[Page and application data records]
============
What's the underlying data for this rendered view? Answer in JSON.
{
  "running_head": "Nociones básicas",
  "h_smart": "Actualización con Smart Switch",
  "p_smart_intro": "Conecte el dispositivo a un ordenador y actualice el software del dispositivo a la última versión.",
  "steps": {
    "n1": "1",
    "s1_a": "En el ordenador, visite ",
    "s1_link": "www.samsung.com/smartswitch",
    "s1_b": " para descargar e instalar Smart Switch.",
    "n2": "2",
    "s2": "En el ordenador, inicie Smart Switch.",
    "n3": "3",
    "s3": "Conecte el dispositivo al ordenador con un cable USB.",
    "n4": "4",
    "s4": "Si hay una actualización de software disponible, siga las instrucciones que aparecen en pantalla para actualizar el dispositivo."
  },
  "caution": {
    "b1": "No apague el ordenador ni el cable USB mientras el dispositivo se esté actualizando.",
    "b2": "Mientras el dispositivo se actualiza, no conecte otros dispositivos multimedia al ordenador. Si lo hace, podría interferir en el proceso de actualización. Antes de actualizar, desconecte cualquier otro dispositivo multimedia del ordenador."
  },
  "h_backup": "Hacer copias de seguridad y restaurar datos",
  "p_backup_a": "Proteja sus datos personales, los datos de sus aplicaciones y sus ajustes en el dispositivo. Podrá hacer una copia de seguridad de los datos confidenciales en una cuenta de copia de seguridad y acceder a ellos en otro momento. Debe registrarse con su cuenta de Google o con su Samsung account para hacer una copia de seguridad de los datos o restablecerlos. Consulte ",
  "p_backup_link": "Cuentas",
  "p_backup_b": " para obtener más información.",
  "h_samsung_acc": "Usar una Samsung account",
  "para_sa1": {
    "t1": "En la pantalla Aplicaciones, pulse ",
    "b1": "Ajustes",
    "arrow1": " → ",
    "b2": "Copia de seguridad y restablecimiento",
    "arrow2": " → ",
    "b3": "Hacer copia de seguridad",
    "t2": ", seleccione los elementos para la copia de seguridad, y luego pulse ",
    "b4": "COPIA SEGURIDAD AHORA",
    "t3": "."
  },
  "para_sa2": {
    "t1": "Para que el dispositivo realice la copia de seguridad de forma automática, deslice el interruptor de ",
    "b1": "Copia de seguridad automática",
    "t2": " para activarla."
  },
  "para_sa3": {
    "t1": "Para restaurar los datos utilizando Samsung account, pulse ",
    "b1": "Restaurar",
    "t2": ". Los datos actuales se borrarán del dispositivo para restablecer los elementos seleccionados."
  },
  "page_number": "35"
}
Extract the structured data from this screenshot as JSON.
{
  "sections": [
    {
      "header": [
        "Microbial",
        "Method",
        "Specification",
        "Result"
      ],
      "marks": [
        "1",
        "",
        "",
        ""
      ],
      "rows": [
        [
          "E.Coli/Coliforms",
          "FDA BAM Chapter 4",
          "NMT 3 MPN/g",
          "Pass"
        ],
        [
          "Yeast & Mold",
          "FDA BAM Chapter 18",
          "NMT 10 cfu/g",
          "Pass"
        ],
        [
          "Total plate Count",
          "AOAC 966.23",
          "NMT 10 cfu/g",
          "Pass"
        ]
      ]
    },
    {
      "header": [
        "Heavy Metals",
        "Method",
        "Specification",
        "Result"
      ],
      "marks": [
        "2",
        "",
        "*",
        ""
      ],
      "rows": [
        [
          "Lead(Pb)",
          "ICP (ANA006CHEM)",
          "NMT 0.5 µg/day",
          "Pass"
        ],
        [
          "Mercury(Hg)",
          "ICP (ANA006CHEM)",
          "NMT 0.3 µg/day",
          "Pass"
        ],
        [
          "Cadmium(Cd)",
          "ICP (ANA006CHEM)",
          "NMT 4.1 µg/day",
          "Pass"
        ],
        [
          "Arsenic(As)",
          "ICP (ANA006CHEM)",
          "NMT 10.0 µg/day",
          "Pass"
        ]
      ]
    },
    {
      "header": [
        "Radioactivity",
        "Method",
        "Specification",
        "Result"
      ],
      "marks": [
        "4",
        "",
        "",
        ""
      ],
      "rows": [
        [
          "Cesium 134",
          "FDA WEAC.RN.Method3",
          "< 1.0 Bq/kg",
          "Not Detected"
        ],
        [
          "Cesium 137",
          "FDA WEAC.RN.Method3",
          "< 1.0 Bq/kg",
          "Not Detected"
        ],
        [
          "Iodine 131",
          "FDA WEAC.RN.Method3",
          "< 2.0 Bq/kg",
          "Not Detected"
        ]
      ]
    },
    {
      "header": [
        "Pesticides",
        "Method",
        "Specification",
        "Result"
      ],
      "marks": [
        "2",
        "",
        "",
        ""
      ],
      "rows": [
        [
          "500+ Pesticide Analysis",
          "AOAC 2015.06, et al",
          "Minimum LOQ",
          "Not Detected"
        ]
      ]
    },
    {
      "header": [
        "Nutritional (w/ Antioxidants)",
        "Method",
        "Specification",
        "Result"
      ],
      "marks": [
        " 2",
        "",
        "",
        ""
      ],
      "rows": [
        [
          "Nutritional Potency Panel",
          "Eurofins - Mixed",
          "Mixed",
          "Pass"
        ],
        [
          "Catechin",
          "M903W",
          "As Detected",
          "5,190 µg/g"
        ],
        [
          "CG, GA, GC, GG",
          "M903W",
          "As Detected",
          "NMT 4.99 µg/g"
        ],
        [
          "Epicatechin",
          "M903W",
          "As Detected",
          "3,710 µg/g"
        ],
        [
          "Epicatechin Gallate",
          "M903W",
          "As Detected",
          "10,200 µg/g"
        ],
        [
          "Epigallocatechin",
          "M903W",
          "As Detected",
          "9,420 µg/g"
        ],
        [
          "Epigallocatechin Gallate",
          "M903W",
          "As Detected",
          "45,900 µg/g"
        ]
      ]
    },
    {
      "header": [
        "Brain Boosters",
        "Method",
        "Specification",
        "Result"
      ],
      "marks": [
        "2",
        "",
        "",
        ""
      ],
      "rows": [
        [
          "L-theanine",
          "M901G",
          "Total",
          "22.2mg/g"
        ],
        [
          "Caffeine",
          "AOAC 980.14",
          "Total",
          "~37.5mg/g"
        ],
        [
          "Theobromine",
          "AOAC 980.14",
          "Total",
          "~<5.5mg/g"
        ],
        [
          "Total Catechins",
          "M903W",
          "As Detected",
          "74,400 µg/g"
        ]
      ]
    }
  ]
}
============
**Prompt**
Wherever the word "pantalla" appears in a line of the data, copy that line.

**Output**
    "s4": "Si hay una actualización de software disponible, siga las instrucciones que aparecen en pantalla para actualizar el dispositivo."
    "t1": "En la pantalla Aplicaciones, pulse ",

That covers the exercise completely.